**Available data**

□ □ □ □

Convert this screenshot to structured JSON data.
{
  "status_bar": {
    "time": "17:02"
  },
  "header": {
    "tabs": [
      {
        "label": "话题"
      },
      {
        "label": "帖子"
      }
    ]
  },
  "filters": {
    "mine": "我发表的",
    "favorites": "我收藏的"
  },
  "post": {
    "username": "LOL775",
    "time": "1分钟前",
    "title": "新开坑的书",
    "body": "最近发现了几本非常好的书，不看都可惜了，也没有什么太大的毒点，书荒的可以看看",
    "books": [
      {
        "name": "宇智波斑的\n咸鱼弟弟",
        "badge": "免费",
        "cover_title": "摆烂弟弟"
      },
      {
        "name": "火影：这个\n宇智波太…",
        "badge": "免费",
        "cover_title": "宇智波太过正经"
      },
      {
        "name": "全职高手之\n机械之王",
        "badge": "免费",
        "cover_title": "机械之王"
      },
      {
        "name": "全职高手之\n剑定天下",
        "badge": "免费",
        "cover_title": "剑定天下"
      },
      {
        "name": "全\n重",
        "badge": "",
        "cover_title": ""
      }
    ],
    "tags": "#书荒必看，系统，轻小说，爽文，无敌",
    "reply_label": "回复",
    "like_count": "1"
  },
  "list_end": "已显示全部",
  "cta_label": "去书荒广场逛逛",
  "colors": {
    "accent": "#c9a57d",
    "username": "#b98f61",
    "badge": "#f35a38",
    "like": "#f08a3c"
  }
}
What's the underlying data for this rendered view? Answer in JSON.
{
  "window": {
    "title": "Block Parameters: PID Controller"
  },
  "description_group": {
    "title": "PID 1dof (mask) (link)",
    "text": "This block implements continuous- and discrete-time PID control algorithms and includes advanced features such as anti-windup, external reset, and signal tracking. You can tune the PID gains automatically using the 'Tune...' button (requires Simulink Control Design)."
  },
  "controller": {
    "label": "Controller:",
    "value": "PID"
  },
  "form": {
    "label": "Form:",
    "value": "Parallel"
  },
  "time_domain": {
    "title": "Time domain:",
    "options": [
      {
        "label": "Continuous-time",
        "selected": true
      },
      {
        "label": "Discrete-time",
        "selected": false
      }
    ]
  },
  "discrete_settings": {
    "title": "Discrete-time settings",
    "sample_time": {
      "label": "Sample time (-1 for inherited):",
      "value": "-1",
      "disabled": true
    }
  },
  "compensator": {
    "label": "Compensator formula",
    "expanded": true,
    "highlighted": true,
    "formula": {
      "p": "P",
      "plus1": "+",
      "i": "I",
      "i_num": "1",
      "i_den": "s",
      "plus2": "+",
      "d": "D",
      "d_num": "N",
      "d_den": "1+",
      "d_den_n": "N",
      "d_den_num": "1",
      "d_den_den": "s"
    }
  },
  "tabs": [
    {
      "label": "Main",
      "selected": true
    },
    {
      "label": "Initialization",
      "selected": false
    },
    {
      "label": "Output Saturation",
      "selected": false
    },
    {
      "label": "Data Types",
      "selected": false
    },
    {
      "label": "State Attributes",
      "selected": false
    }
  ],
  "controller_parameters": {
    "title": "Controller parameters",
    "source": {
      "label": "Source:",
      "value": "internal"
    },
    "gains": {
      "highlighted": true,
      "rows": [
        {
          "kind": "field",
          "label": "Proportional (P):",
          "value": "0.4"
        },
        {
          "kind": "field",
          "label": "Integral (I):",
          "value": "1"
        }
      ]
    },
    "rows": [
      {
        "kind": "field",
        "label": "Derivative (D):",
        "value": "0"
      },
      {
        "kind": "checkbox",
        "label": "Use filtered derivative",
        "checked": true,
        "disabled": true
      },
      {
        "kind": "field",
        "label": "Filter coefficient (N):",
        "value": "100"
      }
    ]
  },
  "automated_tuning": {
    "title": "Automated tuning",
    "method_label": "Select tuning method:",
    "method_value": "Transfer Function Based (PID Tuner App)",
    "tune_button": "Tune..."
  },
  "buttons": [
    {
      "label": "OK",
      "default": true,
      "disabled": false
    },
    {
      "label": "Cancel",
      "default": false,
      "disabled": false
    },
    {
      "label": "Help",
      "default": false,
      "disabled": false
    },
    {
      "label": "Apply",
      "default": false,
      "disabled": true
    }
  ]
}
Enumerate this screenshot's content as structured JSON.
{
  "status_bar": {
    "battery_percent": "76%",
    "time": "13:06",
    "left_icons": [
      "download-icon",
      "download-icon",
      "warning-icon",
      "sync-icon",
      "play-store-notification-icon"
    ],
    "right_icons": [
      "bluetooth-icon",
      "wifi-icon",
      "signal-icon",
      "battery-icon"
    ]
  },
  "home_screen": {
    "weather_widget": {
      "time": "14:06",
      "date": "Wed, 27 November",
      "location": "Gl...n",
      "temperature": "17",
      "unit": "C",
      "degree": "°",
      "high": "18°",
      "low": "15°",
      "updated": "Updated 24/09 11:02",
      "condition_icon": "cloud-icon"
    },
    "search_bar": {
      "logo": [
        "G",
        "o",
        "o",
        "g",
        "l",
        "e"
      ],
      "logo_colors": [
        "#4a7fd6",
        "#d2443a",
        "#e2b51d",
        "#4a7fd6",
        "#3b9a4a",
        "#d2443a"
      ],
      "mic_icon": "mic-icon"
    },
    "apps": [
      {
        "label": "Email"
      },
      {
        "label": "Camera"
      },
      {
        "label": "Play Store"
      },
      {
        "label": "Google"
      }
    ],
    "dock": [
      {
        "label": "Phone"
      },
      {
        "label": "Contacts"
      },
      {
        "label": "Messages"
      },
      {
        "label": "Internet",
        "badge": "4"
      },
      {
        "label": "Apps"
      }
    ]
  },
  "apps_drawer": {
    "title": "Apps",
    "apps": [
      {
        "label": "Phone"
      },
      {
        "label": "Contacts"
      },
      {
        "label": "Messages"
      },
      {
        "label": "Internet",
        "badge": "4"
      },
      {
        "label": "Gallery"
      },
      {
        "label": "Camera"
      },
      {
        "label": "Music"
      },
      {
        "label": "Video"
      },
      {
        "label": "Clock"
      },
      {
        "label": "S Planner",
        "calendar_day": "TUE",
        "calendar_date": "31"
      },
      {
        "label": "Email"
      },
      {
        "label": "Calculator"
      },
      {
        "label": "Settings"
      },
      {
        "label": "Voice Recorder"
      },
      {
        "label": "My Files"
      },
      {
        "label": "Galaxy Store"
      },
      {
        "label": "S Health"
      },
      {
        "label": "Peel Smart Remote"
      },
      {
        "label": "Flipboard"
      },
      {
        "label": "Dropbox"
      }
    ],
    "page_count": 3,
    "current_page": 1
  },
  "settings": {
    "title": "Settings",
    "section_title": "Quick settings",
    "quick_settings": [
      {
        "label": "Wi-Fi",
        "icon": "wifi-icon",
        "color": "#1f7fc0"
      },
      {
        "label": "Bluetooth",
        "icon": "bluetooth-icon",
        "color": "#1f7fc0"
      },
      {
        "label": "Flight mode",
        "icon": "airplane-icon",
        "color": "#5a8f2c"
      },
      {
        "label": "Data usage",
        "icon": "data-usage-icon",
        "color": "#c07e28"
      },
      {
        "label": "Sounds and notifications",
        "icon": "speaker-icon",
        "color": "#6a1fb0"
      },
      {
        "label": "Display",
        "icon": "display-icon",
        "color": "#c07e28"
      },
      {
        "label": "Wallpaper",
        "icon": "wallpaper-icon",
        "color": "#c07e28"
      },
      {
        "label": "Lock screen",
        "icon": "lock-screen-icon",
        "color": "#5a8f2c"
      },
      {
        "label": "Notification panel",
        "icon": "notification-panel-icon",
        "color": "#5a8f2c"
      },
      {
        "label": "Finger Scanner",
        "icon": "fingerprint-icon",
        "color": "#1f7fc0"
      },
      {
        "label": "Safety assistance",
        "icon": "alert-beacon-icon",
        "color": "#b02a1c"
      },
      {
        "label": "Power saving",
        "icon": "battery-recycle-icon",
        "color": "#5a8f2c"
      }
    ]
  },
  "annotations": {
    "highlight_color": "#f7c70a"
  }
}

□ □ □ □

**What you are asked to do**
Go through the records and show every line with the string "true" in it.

**Answer to the problem**
        "selected": true
      "disabled": true
    "expanded": true,
    "highlighted": true,
      "selected": true
      "highlighted": true,
        "checked": true,
        "disabled": true
      "default": true,
      "disabled": true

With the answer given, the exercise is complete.